That was the night she started the hard work of dying. She still got up to use the bathroom. Then she was too sick to go to dialysis. Missing dialysis is very bad.

For months, members of our tribe came to spend nights with her so I could get some sleep.

In these end times, we flowed in and out of the house all hours of the day and night caring for her. We gave her sips of cold water. A blanket. We talked to her when she opened her eyes. We talked to her while she slept.

She slipped away on Monday afternoon.

I believe there’s a life after this one. I believe her true love, her parents and other family, friends, and grandchildren were there with a giant “welcome to heaven” party. I think she and her true love danced all night.

Today, I’m sitting here in our empty house thinking that I should get up and do something. There’s lots to do. I’ve been puttering since she left. I put all her stuff in her bedroom and locked the door. I’m not ready to erase her from our home. I’ll deal with it all in the spring, maybe. I miss her so much.

This rambling story finally brings me to the Brown Binder.

I’ve been cleaning up my room and I stumbled on it again. I bought the Brown Binder at a thrift store. It’s a 3-inch binder and it was full of blank paper. I decided I wanted to put something on every page. I’ve also stuffed it full of old calendar pages. I found pages dated 2014, 15, 17, 18, and 19. I have no idea where I put 2016. It may turn up one of these days. Or not.

I’ve been wanting to write on my blog. I didn’t have the time or energy to think about it. But now I do.

I’m going to start with stuff from my Brown Binder. It’s things I’ve written, quotes from interviews I’ve heard, notes from books I’ve read, and thoughts I scribbled on my calendar pages.

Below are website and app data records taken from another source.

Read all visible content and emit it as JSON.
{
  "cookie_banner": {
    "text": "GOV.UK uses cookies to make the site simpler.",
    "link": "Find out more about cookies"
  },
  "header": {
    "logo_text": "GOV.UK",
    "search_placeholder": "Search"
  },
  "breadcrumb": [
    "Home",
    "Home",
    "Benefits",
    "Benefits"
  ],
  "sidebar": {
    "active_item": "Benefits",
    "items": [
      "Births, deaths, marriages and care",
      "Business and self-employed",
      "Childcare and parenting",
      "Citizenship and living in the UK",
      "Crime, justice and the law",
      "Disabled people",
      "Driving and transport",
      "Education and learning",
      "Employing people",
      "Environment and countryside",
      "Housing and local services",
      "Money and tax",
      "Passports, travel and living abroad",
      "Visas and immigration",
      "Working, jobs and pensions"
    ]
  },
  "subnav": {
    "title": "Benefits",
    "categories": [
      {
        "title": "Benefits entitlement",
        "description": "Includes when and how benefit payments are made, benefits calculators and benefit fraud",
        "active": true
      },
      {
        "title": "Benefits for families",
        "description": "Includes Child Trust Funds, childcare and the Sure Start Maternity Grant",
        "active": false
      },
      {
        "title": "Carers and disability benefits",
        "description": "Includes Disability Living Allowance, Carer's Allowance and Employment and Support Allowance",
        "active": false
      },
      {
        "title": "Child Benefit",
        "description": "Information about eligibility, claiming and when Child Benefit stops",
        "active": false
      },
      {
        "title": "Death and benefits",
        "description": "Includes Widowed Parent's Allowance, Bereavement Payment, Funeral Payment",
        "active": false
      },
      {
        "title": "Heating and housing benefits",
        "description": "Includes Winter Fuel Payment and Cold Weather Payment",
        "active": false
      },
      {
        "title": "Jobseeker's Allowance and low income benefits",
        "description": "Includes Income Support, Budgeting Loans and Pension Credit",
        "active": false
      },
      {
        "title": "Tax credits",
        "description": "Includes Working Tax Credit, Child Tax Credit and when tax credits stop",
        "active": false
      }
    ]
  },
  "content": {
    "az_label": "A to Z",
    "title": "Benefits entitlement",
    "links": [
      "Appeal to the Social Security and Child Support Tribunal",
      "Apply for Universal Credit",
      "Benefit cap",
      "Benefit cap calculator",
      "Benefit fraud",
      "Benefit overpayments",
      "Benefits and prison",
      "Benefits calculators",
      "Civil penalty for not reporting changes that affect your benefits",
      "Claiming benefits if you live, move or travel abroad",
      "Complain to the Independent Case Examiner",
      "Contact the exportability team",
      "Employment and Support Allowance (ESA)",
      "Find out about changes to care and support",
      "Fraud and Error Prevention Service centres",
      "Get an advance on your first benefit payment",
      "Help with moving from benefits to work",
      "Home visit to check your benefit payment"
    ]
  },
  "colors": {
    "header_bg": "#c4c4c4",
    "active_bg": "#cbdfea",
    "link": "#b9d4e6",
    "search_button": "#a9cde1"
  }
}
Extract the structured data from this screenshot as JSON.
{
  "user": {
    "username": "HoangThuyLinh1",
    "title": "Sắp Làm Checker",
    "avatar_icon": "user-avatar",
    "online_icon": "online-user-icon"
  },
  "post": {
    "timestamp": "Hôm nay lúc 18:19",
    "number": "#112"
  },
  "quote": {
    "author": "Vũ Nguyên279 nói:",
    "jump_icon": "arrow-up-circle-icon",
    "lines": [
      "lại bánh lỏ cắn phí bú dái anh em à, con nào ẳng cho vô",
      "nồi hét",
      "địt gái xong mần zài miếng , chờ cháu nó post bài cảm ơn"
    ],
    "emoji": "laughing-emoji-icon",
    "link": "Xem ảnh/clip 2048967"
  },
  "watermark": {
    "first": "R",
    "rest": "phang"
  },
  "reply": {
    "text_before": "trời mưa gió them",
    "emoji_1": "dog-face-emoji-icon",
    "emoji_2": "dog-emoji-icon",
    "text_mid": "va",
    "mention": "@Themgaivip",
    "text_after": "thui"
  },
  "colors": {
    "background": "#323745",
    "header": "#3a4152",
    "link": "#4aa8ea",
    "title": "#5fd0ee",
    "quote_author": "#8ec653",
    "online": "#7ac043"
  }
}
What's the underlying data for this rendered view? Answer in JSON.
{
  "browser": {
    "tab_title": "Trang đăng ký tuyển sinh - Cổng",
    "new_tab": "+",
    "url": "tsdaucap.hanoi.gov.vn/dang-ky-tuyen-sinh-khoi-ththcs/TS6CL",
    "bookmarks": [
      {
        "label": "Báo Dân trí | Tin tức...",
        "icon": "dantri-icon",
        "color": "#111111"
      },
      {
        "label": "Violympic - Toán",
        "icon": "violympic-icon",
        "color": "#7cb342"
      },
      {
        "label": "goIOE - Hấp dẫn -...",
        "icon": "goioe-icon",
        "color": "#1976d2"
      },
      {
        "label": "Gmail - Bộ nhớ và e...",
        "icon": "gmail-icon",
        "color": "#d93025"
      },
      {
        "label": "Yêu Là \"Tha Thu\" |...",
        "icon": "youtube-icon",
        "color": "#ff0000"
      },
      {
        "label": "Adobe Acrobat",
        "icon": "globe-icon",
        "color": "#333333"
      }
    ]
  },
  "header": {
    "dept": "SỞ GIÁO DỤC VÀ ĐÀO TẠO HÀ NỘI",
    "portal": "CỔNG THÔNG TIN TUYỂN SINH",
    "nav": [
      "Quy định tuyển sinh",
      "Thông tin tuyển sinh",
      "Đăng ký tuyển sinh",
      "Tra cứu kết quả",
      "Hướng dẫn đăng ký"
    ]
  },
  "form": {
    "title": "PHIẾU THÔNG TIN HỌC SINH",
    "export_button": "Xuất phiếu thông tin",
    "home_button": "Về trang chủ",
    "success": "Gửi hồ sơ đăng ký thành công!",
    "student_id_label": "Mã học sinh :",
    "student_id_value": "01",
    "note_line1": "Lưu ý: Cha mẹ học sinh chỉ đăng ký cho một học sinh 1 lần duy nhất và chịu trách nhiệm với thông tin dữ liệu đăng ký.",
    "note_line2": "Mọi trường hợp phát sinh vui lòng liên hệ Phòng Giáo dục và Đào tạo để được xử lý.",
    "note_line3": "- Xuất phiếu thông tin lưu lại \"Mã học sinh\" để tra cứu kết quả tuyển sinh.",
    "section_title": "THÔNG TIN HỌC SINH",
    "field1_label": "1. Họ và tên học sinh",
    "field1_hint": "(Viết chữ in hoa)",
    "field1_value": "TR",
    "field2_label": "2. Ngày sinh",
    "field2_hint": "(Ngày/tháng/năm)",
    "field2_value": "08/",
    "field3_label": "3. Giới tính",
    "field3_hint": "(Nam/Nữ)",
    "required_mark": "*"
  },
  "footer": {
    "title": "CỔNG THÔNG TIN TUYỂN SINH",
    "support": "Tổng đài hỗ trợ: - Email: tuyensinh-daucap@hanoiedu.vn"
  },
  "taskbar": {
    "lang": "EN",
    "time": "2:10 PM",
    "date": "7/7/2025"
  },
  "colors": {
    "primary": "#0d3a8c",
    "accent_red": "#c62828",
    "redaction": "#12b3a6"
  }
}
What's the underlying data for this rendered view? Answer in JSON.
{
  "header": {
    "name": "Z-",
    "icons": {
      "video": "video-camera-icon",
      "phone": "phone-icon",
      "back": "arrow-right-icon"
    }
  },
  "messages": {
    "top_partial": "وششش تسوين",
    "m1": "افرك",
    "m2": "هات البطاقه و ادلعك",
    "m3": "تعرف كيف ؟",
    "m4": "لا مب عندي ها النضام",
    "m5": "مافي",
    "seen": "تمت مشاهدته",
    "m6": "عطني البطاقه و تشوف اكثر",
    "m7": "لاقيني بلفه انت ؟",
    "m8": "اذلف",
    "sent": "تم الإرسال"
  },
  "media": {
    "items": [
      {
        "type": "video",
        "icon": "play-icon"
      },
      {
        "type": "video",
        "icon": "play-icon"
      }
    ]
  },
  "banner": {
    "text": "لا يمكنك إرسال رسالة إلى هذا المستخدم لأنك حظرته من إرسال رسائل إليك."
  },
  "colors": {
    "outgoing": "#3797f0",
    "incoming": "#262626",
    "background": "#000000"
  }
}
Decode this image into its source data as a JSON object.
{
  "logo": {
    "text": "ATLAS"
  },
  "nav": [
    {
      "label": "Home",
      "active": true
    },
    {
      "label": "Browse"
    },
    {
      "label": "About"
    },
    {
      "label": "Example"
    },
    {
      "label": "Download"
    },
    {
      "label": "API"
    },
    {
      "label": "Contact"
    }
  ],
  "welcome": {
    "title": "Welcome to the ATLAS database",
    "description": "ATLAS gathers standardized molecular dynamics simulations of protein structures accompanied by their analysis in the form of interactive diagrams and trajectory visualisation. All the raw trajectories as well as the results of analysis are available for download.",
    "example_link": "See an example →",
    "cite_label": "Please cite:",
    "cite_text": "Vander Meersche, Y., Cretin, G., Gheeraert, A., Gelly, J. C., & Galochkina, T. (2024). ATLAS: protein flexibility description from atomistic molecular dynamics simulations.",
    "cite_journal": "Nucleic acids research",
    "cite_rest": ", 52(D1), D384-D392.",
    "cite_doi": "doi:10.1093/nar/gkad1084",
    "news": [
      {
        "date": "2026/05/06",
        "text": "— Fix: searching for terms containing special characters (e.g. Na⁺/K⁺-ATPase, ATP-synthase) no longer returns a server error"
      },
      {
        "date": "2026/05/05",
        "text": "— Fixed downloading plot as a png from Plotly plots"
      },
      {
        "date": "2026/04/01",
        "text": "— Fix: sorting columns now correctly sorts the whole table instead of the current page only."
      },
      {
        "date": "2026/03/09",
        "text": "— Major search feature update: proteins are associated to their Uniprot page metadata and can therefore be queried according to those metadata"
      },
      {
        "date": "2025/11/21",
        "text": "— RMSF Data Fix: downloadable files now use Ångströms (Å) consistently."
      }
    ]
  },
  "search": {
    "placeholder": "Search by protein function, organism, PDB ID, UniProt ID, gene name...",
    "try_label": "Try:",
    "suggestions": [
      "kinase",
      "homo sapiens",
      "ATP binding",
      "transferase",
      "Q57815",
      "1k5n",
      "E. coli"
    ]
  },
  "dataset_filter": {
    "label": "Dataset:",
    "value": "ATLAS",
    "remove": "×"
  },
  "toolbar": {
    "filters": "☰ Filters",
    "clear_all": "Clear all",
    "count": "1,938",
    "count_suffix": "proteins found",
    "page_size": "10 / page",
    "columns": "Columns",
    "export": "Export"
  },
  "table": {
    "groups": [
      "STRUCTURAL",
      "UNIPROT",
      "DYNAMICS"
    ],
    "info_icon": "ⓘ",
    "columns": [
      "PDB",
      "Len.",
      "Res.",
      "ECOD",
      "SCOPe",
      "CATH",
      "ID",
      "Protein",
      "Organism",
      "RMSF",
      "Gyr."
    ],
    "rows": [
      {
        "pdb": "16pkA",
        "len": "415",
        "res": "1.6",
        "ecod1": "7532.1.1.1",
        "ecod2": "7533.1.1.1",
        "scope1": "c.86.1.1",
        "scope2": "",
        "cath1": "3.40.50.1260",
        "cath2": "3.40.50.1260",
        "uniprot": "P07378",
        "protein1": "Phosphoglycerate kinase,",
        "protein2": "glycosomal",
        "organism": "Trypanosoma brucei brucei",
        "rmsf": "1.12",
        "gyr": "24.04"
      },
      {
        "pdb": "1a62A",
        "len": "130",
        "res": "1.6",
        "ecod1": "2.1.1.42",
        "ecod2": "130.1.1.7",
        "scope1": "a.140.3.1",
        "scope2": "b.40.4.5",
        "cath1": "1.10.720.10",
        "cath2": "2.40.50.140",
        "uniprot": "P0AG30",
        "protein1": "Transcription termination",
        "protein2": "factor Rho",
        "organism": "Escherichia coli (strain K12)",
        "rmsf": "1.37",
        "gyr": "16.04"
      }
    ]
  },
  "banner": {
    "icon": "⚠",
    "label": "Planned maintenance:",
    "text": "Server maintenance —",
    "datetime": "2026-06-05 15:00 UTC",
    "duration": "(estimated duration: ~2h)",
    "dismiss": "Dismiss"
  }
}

It’s a place to start. I guess I’m choosing to move. Choosing a tunnel. I have no idea where it will lead me.

I invite you to join me if you wish.

Thanks for listening.